◆ **Dataset excerpts**:

□ □ □ □

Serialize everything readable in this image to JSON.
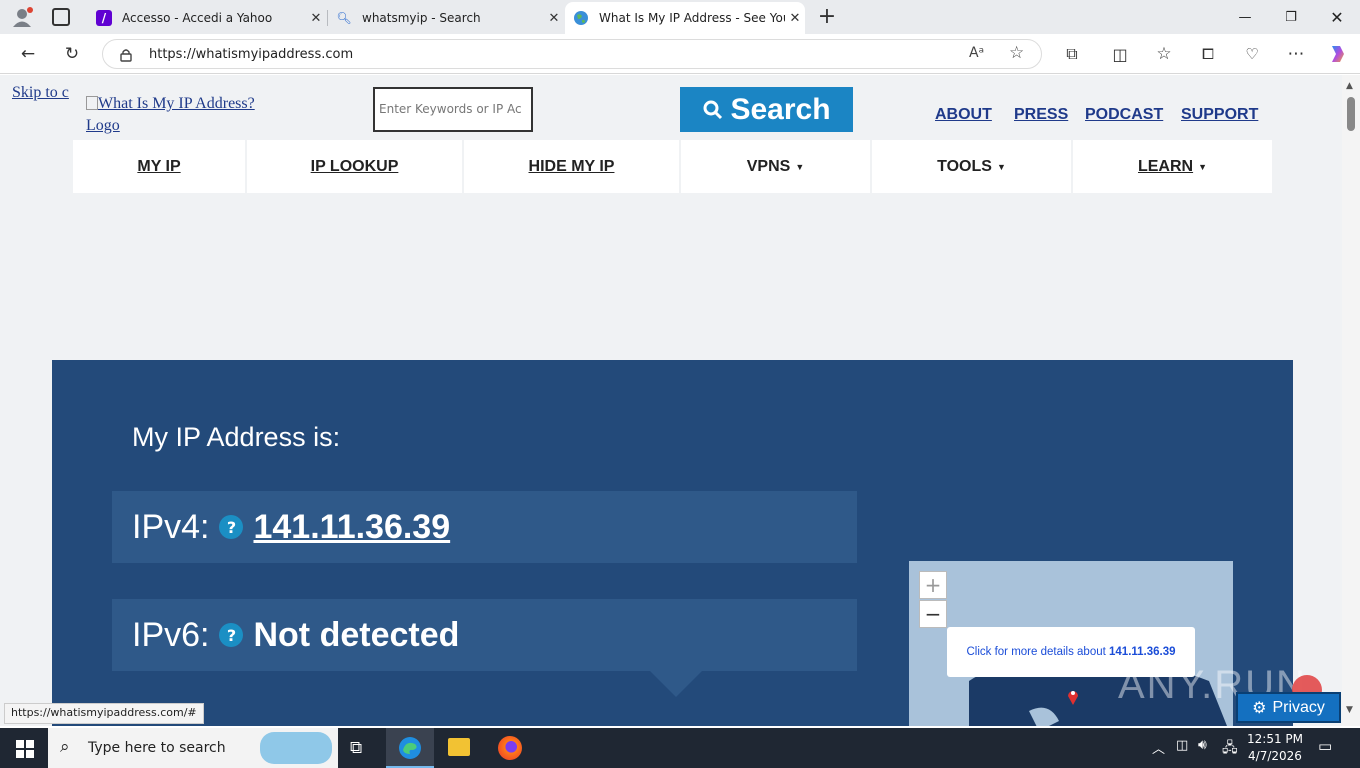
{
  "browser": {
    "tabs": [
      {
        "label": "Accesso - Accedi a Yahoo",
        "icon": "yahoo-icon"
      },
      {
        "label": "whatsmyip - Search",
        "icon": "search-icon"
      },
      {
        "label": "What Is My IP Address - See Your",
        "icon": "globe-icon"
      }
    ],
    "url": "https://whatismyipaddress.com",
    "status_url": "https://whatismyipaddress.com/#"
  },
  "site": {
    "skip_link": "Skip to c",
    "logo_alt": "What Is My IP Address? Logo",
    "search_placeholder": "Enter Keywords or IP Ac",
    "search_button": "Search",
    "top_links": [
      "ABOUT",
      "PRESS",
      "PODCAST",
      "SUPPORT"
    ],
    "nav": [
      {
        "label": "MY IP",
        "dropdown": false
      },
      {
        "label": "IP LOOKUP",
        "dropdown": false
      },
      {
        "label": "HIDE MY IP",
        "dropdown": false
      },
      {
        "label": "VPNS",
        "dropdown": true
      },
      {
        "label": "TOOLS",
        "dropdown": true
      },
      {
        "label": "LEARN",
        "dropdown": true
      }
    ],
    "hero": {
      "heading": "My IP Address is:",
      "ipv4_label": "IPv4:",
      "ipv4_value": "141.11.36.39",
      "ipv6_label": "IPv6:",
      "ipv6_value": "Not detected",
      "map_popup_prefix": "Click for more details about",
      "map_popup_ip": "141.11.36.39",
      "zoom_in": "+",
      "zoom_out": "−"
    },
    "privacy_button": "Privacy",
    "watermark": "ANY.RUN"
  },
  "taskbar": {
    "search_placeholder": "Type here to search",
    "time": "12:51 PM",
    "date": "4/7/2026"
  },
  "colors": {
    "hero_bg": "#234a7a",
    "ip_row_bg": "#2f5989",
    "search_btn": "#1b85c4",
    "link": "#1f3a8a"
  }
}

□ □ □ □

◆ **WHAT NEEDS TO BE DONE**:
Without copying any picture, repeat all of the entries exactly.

◆ **RESPONSE BELOW**:
Serialize everything readable in this image to JSON.
{
  "browser": {
    "tabs": [
      {
        "label": "Accesso - Accedi a Yahoo",
        "icon": "yahoo-icon"
      },
      {
        "label": "whatsmyip - Search",
        "icon": "search-icon"
      },
      {
        "label": "What Is My IP Address - See Your",
        "icon": "globe-icon"
      }
    ],
    "url": "https://whatismyipaddress.com",
    "status_url": "https://whatismyipaddress.com/#"
  },
  "site": {
    "skip_link": "Skip to c",
    "logo_alt": "What Is My IP Address? Logo",
    "search_placeholder": "Enter Keywords or IP Ac",
    "search_button": "Search",
    "top_links": [
      "ABOUT",
      "PRESS",
      "PODCAST",
      "SUPPORT"
    ],
    "nav": [
      {
        "label": "MY IP",
        "dropdown": false
      },
      {
        "label": "IP LOOKUP",
        "dropdown": false
      },
      {
        "label": "HIDE MY IP",
        "dropdown": false
      },
      {
        "label": "VPNS",
        "dropdown": true
      },
      {
        "label": "TOOLS",
        "dropdown": true
      },
      {
        "label": "LEARN",
        "dropdown": true
      }
    ],
    "hero": {
      "heading": "My IP Address is:",
      "ipv4_label": "IPv4:",
      "ipv4_value": "141.11.36.39",
      "ipv6_label": "IPv6:",
      "ipv6_value": "Not detected",
      "map_popup_prefix": "Click for more details about",
      "map_popup_ip": "141.11.36.39",
      "zoom_in": "+",
      "zoom_out": "−"
    },
    "privacy_button": "Privacy",
    "watermark": "ANY.RUN"
  },
  "taskbar": {
    "search_placeholder": "Type here to search",
    "time": "12:51 PM",
    "date": "4/7/2026"
  },
  "colors": {
    "hero_bg": "#234a7a",
    "ip_row_bg": "#2f5989",
    "search_btn": "#1b85c4",
    "link": "#1f3a8a"
  }
}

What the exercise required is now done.